Go through the listing beneath this task and return every line that carries the string "Colin".
++++++++++
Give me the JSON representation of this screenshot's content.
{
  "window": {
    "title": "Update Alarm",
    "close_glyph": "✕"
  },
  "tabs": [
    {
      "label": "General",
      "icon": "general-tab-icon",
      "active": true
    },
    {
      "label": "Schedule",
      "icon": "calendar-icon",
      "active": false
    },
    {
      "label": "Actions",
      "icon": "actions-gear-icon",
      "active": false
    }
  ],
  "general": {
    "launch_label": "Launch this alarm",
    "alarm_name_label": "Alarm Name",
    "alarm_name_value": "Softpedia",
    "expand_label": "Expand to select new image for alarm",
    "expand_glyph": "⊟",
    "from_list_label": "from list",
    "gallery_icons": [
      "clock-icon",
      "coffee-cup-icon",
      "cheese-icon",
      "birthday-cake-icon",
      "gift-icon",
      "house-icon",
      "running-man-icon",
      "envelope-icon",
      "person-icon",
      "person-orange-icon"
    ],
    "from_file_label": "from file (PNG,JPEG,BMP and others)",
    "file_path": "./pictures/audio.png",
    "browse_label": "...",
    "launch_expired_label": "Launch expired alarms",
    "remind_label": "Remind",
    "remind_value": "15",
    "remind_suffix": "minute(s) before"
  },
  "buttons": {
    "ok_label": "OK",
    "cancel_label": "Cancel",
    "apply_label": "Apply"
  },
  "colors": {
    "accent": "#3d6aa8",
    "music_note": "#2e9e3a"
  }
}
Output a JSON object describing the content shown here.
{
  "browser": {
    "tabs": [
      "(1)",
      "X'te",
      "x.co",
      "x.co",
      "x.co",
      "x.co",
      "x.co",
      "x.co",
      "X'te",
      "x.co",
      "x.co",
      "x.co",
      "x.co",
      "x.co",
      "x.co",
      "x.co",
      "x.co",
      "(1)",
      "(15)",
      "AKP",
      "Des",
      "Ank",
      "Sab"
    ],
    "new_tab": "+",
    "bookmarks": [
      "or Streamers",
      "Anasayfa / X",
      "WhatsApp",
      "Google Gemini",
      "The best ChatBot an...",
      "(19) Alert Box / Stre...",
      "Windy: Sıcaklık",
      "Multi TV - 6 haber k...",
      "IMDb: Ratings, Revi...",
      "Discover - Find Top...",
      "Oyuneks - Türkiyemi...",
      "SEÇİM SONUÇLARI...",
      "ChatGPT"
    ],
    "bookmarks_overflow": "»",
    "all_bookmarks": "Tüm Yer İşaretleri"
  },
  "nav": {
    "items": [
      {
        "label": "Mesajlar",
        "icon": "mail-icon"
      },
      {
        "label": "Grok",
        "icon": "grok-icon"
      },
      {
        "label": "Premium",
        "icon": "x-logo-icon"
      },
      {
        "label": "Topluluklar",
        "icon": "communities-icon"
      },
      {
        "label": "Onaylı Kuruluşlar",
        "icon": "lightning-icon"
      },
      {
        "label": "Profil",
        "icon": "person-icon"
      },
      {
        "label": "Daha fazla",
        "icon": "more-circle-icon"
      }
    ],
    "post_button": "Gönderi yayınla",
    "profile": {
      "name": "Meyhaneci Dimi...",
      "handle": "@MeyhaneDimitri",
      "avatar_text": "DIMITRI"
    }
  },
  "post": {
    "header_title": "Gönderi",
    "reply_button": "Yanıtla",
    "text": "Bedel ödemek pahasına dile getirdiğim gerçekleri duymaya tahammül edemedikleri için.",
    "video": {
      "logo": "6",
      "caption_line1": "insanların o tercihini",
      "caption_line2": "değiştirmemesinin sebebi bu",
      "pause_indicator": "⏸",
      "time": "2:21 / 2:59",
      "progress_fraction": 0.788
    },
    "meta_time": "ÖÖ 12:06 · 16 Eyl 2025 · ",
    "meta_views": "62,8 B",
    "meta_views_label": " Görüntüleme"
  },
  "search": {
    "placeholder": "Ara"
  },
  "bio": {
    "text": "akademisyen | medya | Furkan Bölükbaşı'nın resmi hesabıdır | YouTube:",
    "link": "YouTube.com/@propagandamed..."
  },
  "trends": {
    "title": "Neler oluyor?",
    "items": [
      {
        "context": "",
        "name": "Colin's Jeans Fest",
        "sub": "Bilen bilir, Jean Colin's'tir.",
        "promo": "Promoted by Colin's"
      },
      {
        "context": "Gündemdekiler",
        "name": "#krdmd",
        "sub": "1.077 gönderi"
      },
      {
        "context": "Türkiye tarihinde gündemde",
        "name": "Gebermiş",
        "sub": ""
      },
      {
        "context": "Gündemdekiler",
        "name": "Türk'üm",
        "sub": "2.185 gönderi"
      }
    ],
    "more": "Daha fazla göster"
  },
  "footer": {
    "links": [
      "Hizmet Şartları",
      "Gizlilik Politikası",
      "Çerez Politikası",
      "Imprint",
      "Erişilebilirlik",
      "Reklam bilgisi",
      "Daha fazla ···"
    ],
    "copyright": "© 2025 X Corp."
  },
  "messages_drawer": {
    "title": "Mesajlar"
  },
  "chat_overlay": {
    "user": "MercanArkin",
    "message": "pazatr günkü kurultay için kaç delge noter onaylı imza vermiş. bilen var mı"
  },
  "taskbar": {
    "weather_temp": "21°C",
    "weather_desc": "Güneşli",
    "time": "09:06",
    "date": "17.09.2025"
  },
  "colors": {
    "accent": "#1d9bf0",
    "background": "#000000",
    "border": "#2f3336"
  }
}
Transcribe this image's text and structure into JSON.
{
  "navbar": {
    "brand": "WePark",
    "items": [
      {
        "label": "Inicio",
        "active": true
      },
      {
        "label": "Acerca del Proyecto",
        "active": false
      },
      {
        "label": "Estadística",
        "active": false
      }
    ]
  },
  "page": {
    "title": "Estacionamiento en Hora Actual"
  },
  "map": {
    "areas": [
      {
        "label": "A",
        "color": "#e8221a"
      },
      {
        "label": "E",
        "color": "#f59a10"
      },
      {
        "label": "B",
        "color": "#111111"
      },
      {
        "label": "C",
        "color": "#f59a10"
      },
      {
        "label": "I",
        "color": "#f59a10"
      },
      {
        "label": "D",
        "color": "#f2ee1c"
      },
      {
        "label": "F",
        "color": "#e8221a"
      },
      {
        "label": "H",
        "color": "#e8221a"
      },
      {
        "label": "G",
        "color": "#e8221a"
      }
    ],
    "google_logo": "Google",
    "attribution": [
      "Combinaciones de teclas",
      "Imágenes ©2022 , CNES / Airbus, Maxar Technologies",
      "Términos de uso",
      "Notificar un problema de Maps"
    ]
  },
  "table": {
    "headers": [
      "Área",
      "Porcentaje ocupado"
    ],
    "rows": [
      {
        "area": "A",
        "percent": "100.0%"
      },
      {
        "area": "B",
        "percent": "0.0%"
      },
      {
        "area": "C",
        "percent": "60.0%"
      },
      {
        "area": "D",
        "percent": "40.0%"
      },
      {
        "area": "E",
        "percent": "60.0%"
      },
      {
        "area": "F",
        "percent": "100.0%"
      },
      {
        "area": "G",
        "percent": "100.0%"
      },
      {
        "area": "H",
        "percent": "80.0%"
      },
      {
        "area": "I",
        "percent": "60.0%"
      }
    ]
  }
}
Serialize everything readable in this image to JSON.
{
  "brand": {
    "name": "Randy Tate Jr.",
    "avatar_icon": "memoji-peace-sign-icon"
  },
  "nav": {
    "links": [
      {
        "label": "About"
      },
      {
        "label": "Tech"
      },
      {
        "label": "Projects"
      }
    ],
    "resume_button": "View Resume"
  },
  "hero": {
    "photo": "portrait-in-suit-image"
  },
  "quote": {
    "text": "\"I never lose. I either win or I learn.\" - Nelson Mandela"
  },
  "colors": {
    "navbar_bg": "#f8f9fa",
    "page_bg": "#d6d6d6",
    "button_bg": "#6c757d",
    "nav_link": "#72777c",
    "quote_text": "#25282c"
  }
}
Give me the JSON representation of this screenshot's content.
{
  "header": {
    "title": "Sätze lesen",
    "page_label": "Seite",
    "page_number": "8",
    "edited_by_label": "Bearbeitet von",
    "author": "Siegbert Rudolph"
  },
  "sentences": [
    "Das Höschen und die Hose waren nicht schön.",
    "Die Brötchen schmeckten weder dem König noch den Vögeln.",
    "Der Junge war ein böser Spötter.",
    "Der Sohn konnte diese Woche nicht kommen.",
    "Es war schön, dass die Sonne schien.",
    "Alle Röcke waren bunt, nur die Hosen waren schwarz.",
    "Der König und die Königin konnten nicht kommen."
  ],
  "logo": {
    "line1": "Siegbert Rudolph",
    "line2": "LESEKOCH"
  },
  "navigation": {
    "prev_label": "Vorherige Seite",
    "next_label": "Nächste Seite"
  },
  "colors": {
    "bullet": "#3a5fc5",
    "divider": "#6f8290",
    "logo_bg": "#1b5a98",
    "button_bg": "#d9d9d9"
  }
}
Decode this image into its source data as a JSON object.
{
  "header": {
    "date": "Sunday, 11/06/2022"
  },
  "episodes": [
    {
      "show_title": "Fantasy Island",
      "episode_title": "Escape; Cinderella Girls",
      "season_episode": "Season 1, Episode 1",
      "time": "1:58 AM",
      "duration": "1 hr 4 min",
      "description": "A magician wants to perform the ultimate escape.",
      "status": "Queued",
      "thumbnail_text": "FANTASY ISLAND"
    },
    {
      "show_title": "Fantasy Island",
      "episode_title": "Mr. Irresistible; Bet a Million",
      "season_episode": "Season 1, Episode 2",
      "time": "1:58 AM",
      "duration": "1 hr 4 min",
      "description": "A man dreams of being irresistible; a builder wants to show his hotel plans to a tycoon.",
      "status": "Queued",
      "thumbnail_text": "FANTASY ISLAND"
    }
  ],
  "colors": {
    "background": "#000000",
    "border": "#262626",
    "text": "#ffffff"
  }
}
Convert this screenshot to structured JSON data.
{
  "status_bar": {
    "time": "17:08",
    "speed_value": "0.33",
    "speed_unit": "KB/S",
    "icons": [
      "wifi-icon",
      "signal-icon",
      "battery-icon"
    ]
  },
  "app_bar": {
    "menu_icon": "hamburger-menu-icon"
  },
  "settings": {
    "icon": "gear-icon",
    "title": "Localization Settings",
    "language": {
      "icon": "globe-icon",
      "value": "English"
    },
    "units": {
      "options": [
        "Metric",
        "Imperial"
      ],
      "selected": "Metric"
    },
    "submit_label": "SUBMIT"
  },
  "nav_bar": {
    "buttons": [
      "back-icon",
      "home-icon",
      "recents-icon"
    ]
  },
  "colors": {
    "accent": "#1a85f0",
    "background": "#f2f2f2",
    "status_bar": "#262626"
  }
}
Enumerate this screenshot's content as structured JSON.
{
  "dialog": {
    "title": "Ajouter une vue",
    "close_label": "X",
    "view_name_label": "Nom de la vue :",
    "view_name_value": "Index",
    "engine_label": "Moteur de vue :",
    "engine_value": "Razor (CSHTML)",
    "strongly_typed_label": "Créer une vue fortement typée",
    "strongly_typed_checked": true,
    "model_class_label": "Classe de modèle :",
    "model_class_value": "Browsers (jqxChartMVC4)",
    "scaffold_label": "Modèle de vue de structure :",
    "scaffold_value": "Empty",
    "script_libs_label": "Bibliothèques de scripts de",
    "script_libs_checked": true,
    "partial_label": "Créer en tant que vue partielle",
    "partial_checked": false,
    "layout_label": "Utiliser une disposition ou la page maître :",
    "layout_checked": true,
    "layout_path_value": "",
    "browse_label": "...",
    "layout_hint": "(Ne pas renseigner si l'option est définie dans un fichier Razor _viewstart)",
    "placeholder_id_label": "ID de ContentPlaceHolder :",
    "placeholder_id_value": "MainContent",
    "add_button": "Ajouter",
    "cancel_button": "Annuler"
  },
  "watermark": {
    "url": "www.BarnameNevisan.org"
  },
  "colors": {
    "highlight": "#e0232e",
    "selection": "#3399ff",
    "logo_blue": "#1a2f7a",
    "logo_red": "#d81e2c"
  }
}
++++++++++
# Exercise answer
        "name": "Colin's Jeans Fest",
        "sub": "Bilen bilir, Jean Colin's'tir.",
        "promo": "Promoted by Colin's"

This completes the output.